  10. I was thinking of this post on my commute home. Since I got my Kindle, I have been way more into romance novels. Most of my reading happens on the Metro, so I am very selective about what I read when others can see the covers/titles. The Kindle has been liberating because I can read total trash in public. Today, I was reading on the Metro and I ran into someone I knew and she asked what I was reading. I was like, oh nothing special. Then I said I got the New York Times on my Kindle. So glad that the person couldn't see that it was actually a harlequin blaze novel. It reminded me of your story about not wanting to confess that you were reading the Viscount Who Loves Me.

    As for the discussion going on in the comments, I think my relationship is better when I read romance novels. My reading habits do tend towards books with more substance (but some romance in them), but steamy novels are great for my love life.

  11. Check out goodreads.com. I love it, you can post what you're reading, see what your friends are reading and what they thought of it, and find others who like the same things you do.

    I have downloaded a new book tonight on your recommendation, so thank you!

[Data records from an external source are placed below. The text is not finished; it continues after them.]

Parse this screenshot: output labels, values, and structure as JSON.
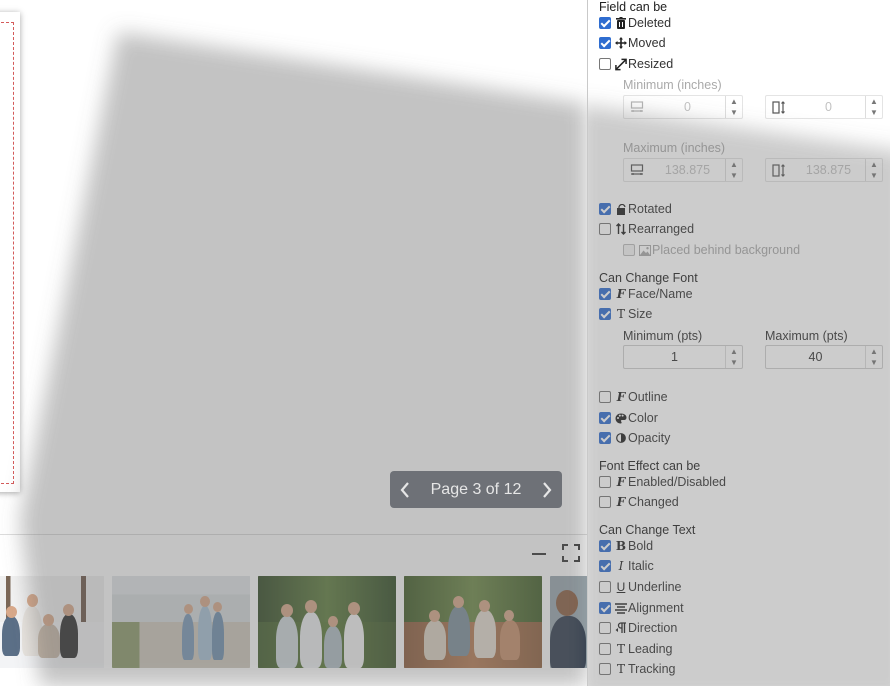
{
  "pager": {
    "label": "Page 3 of 12",
    "prev_icon": "chevron-left-icon",
    "next_icon": "chevron-right-icon"
  },
  "filmstrip": {
    "minimize_icon": "minimize-icon",
    "fullscreen_icon": "fullscreen-icon",
    "thumbnails": [
      {
        "name": "family-snow-photo"
      },
      {
        "name": "family-beach-photo"
      },
      {
        "name": "family-forest-photo"
      },
      {
        "name": "family-picnic-photo"
      },
      {
        "name": "man-portrait-photo"
      }
    ]
  },
  "panel": {
    "field_can_be": {
      "title": "Field can be",
      "deleted": {
        "label": "Deleted",
        "checked": true,
        "icon": "trash-icon"
      },
      "moved": {
        "label": "Moved",
        "checked": true,
        "icon": "move-icon"
      },
      "resized": {
        "label": "Resized",
        "checked": false,
        "icon": "resize-icon"
      },
      "minimum_label": "Minimum (inches)",
      "min_width": "0",
      "min_height": "0",
      "maximum_label": "Maximum (inches)",
      "max_width": "138.875",
      "max_height": "138.875",
      "rotated": {
        "label": "Rotated",
        "checked": true,
        "icon": "rotate-icon"
      },
      "rearranged": {
        "label": "Rearranged",
        "checked": false,
        "icon": "rearrange-icon"
      },
      "behind_background": {
        "label": "Placed behind background",
        "checked": false,
        "icon": "image-icon"
      }
    },
    "can_change_font": {
      "title": "Can Change Font",
      "face": {
        "label": "Face/Name",
        "checked": true,
        "icon": "font-icon"
      },
      "size": {
        "label": "Size",
        "checked": true,
        "icon": "font-size-icon"
      },
      "min_label": "Minimum (pts)",
      "min_value": "1",
      "max_label": "Maximum (pts)",
      "max_value": "40",
      "outline": {
        "label": "Outline",
        "checked": false,
        "icon": "font-icon"
      },
      "color": {
        "label": "Color",
        "checked": true,
        "icon": "palette-icon"
      },
      "opacity": {
        "label": "Opacity",
        "checked": true,
        "icon": "opacity-icon"
      }
    },
    "font_effect": {
      "title": "Font Effect can be",
      "enabled": {
        "label": "Enabled/Disabled",
        "checked": false,
        "icon": "font-icon"
      },
      "changed": {
        "label": "Changed",
        "checked": false,
        "icon": "font-icon"
      }
    },
    "can_change_text": {
      "title": "Can Change Text",
      "bold": {
        "label": "Bold",
        "checked": true,
        "icon": "bold-icon"
      },
      "italic": {
        "label": "Italic",
        "checked": true,
        "icon": "italic-icon"
      },
      "underline": {
        "label": "Underline",
        "checked": false,
        "icon": "underline-icon"
      },
      "alignment": {
        "label": "Alignment",
        "checked": true,
        "icon": "align-icon"
      },
      "direction": {
        "label": "Direction",
        "checked": false,
        "icon": "direction-icon"
      },
      "leading": {
        "label": "Leading",
        "checked": false,
        "icon": "leading-icon"
      },
      "tracking": {
        "label": "Tracking",
        "checked": false,
        "icon": "tracking-icon"
      }
    }
  },
  "colors": {
    "checkbox_on": "#2f6dd0",
    "pager_bg": "#6e7177",
    "overlay": "#808080"
  }
}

  12. I'm going to have to give some of these books a try! I Love Linda Lael Miller- however, I did not like Garrett much... Logan was much better :) Her other series- the ones set back at the turn of the century are some of my favorites- when the McKettricks were just starting out. My very favorite romance novel which isn't even that much of a romance is Lonesome Dove.

    Thanks for putting this list together- I look forward to crossing some off my own list!

  13. Check out this list of the top 100 romance novels -- can give a lot of good ideas...


  14. Amanda in Austin12/15/10, 3:05 PM

    Haha, thank you so much for this. I am so needing some good 'crap' to read! I didn't see this mentioned, but The Mists of Avalon totally sucked me in. It is a fantasy/romance/Camelot kind of tale and it has a zillionty pages.

  15. per the top 100 list posted above (which is a great list!) OMG - Lord of Scoundrels!! (#1 on the list) How did we forget to tell you about this one?!! LL - a MUST READ!

  16. I haven't had the pleasure yet (I tiptoe around the edges of the genre, usually after I've been burned out by a too-graphic thriller) but out of loyalty I have to mention my jr. high and hs bud, Susan Swift (a recovering lawyer who figured out she could have more fun and make more money by writing.) Her site is sue-swift dot com.

  17. I just realized that Amanda Quick / Jayne Ann Krentz isn't on your list! Oh, woman. If you like some of the Nora Roberts mystical books, I think you're going to like these. Books written under Quick are period novels, Krentz are contemporary. She has a psychic thread going through both lately, which has been fun. A good back library under the period novels, so that could keep you busy if you like her heroines.

    By the way, A has been trying to break me of my fluff reading habit ever since I came out of the closet while I was on bed rest. I appreciate that he bought me some really tasty literary reads for my birthday, but I doubt it'll kill my love for escapist books. Nothing like a good historical / fantasy / romance.